The curiate assembly (comitia curiata)— that is, assembly of male soldiers—elected kings during the royal period and magistrates in the early stages of the republic. But with the establishment of the centuriate assembly (comitia centuriata), the curiae confirmed elected officials and entrusted the symbols of authority to them. Under the republic all the curiae were headed by a grand curio, and plebeians were allowed to vote in the curiate assembly. During the imperial period the curiae came to be known as municipal councils.

(2) In Western Europe during the Middle Ages the feudal curia was a council consisting of a lord and his vassals. The royal curia (Curia Regis)—a feudal curia made up of the king’s direct vassals—was an advisory assembly of feudal magnates convoked by the king and granted broad but not strictly defined functions, most of which were judicial. As the royal power grew stronger, this curia became a more limited council of the king’s closest advisers (the Royal Council). Moreover, financial and judicial affairs were assigned to special offices.

(3) The Roman curia (Curia Romana) is made up of a number of institutions that are subordinate to the pope.

(4) In bourgeois countries and in prerevolutionary Russia curiae were separate categories into which voters were divided according to property, nationality, and other criteria (electoral curiae).

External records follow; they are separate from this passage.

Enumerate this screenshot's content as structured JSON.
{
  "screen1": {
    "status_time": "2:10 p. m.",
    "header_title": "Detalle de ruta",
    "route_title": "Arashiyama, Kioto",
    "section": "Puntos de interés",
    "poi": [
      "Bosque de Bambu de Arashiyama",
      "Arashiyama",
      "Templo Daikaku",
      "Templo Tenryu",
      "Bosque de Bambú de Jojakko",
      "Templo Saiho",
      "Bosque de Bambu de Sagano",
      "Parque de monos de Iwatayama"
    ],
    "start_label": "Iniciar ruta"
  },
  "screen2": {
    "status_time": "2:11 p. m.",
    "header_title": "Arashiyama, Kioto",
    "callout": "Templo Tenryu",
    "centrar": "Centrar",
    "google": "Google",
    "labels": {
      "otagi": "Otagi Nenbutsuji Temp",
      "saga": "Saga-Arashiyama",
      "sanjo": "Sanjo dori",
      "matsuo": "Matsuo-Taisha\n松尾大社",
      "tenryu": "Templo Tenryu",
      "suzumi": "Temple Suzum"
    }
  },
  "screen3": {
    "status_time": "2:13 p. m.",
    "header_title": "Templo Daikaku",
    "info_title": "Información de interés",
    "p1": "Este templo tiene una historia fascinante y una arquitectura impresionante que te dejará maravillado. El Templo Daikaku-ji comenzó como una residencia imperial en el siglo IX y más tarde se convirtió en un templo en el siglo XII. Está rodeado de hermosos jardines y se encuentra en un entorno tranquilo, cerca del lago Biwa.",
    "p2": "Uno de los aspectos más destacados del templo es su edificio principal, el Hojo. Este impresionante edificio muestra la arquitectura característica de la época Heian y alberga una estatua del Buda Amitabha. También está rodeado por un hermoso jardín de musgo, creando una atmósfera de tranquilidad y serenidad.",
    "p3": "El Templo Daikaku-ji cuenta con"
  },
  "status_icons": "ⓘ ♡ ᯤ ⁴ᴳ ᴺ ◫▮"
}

The council house in a Roman municipality.
References in periodicals archive ?
The amicus curiae report submitted to the apex court had pointed out that the smuggling of gold out of the temple premises was with the knowledge of the "top echelons" of the administration.
43) The Netherlands, for example, has implemented these Council regulations through legislation because its civil procedure law did not previously allow amicus curiae.
32) The amicus brief "must include a concise statement of the identity of the amicus curiae and its interest in the case," and the "cover must identify the party or parties supported.
13) Moreover, the court overwhelmingly grants motions for amicus curiae relief.
In July 2004, the College filed a Brief for Amicus Curiae (5) with the Fifth Circuit, to request the court's permission to participate in oral arguments in the Strangi appeal.
As Jaffer observes--and this case illustrates--a strict reading of the gag requirement would make it difficult, if not impossible, for parties served with national security letters to seek counsel to challenge them in court, let alone recruit scholars to file amicus curiae briefs.
that a number of parties have filed an amicus curiae brief stating that a decision for Kasky would "chill the PR industry" and stifle public comment.
Department of Housing and Urban Development (HUD), arguing as amicus curiae on behalf of Boulware in front of the appellate court, relied heavily on a policy statement it issued in the Federal Register in October 2001 interpreting Section 8(b) as giving HUD the power to regulate settlement service charges.
A CalCPA task force headed by Amicus Curiae Chair John Costello has prepared a letter commenting on the Bar's report.
Renaissance Humanism and the Papal Curia: Lapo da Castiglionchio the Younger's De curiae commodis.
In a case in which the Appraisal Institute filed an amicus curiae or "friend of the court" brief, the Texas Supreme Court has ruled that expert opinions based on the subdivision development method can be reliable, relevant and admissible in some cases involving undeveloped land.
The AICPA's legal Department routinely files amicus curiae briefs in matters which may affect the CPA profession.